interlude III – march newsletter: pilgrimage

greetings, loved ones & peace to you all. i write to you in the sixth month of this year of intentional service that i have been privileged to experience here in south africa. i am sending love to you from this side. i hope that your days have been filled with love& light, alongside the fullness that comes with this experience we call life.

as time continues to do nothing but progress, more so than at any point in this year thus far, there’s a need to remain present. remaining present is at the center of many of the challenges in the remaining duration of this year. not so much being alert for the sake of doing so, but keeping an awareness that allows my body to not lose out on the life that is being lived right here, right now.

remaining focused on the collective body that is this community.

this body i am walking alongside has entered into a sacred space – lent.

for as long as i can remember, i have been observing lent with loved ones. if you had asked me before this year how i would describe the lenten season, i would’ve told you that it is our journey to the resurrection. i have long believed that easter was the moral of the lenten story – the culmination that defined the whole.

in my time here, the body has presented a counter-narrative to that long standing belief of mine.

thus far in this time of lent i have come to not only see validity in the journey to the cross, but see that in many ways, the journey takes propriety over the resurrection. to see the last supper & good friday as more of the vital part of jesus’ story to be told is radical to me.

you may remember my conversation with a go-go about how many people of christian faith here in south africa cherish good friday more than they cherish easter. everything i’ve experienced thus far in this journey validates that notion. i’ve also come to believe that this is true, because i find the south african story to resemble the lenten story.

both stories are about a pilgrimage to the fullness of freedom.

this year has been quite the intense lesson in south africa’s past, present & future – none of which can be spoken of individually without naming the way the others have given it shape& form. in this same way, this body i’ve called home for over six months now has shown me that the lenten story is of the same ilk. the lenten story, in all parts, define it’s true meaning & virtue.

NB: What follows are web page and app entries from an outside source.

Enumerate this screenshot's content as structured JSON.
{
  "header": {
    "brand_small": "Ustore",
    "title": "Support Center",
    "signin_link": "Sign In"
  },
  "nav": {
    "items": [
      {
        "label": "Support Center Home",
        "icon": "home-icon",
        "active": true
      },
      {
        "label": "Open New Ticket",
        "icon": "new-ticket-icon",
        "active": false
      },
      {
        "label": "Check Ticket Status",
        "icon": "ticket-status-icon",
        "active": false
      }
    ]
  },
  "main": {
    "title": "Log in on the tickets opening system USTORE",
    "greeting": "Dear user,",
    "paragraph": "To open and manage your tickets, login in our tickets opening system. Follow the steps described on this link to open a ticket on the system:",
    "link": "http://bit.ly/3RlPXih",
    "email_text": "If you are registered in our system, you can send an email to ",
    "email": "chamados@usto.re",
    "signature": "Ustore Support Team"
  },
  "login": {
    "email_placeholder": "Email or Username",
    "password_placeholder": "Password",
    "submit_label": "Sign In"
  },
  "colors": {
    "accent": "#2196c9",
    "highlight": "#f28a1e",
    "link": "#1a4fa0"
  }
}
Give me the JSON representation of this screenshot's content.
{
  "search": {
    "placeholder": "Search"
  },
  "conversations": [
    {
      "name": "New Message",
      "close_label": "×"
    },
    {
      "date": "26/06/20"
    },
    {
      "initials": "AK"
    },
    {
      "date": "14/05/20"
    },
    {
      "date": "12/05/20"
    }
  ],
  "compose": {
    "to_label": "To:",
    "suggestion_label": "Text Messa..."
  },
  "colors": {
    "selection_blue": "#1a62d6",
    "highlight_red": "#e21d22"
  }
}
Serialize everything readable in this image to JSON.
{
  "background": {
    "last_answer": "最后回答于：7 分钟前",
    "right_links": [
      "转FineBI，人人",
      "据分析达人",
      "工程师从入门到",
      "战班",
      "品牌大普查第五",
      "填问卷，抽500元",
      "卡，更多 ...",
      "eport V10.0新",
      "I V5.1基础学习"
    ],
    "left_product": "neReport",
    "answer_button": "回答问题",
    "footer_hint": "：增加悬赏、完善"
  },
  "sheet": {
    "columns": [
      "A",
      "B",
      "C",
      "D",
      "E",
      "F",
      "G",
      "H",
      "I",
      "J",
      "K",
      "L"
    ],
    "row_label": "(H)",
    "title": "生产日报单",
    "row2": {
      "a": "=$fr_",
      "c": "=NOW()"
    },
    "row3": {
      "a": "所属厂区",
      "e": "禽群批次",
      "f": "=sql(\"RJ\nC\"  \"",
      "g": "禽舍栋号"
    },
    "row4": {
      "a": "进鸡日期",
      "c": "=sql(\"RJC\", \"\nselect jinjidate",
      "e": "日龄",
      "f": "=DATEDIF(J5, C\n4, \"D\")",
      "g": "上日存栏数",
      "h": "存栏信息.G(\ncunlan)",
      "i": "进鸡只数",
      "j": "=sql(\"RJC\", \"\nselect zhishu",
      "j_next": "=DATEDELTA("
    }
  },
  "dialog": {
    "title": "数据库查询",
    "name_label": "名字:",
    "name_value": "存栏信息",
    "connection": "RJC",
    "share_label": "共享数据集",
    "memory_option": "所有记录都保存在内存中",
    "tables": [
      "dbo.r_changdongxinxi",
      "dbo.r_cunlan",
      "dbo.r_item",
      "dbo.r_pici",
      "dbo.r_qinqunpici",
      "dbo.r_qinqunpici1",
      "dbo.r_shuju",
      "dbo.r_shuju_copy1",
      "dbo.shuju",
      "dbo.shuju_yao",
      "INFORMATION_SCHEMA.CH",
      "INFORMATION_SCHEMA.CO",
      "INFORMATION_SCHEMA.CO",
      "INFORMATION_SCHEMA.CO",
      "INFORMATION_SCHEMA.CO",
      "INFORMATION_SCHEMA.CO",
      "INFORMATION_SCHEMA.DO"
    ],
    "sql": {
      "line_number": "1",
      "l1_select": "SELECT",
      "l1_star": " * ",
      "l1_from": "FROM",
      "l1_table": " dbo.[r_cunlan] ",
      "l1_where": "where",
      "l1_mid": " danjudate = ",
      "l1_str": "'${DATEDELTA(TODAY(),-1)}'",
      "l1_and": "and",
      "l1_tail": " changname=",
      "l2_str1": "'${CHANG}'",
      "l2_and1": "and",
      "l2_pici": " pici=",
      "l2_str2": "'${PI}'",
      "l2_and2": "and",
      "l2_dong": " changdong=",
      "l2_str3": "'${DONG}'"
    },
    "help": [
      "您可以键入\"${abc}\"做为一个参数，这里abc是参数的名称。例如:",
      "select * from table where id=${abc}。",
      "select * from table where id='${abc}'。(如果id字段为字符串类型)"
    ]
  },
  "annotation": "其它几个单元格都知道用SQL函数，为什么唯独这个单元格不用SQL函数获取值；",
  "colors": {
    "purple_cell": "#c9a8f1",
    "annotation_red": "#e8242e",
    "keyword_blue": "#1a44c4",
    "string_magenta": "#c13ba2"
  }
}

i’ve come to see that not only does my community’s story resemble the lenten narrative – they very much embody it. moreover, the reason that this community embraces good friday fully is because they are waiting for a good friday of their own.

good friday is not the end of the story, of course, but it in many ways is it the culmination in the story of redemption in jesus christ. it can never be over looked as a monumental benchmark on the road to freedom.

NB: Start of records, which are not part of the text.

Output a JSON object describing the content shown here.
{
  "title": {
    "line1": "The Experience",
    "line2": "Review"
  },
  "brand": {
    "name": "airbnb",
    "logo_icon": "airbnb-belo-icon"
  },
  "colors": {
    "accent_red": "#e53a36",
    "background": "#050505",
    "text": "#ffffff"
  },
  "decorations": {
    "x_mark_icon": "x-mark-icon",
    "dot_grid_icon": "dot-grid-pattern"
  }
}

when i use the word freedom in this context, one’s mind may challenge the claim – if apartheid has come to an end, how then can it be said that the body has not yet experienced freedom?

i would say that holding humans captive is not always overt – it also can be subtle denial of the promise that true liberation holds. when looking at the narrative told of christianity before the life of jesus, we see that while humanity appeared free, bondage still held a captive vice over the body. on that good friday, when the spear was placed in the heart of jesus & he exclaimed “it is finished,” freedom was then released. in that light, while some may look at apartheid as the metaphorical good friday in the south african story, it can be said that the fall of that empire 23 years ago was a step in the pilgrimage to freedom, but not the culmination.

the witness is in what the eyes see when traveling throughout this country. issues of food & water deprivation, poor medical care, disease, racial caste, etc. all point to the fact that the culmination has yet to come. full culmination is found in the equity in all lives. humanity is not a privilege – it s a right.

the death of jesus on the cross was the direct statement from god that all humans deserve the grandeur of relationship to god – not just pharisees, chiefs & high priests – the entire scope of humanity, including the marginalized body.

this journey has humbled me thus far. to experience the folding posture of bodies as they enter the sanctuary, the trembling in the voices as hymns are sang & sermons are preached, & the grief that fills the room during times of worship has caused me to do as such – not out of resignation, but in an appreciative solidarity to what this pilgrimage means to the body here. i would be selling this time short if i weren’t to say that this season has shown me the heart that gives this community life – the life is the pilgrimage to freedom. not to say that the body looks at life as a problem to be solved, but instead as an experience to be felt in full.

the good friday that is scheduled on the calendar this year & the metaphorical good friday for this body will come & will be met with thankfulness & remembrance. i look forward to this day anxiously, but strive to join this community in just being here in the midst of right now.

the culmination of my pilgrimage here will also come, but on this day, i’m in the midst of it & there’s no need for me to be anywhere else, but in the embrace of these arms that have clinched me tightly thus far as i witness alongside the body this beautiful struggle.

as we continue to journey to the cross, i pray that you find peace in the entire story also. not only in the story of lent, but the story of your life. if anything i have found here, it is to experience the entire process that is this life. this life is a pilgrimage,& though we many not know in full where this path is leading us, the journey can never be solely summarized in the goal, it must be known that the journey has as much to do with the story as anything else. grace & peace to you as continue to walk. though your feet may get weary, there is rest beyond the river. amen.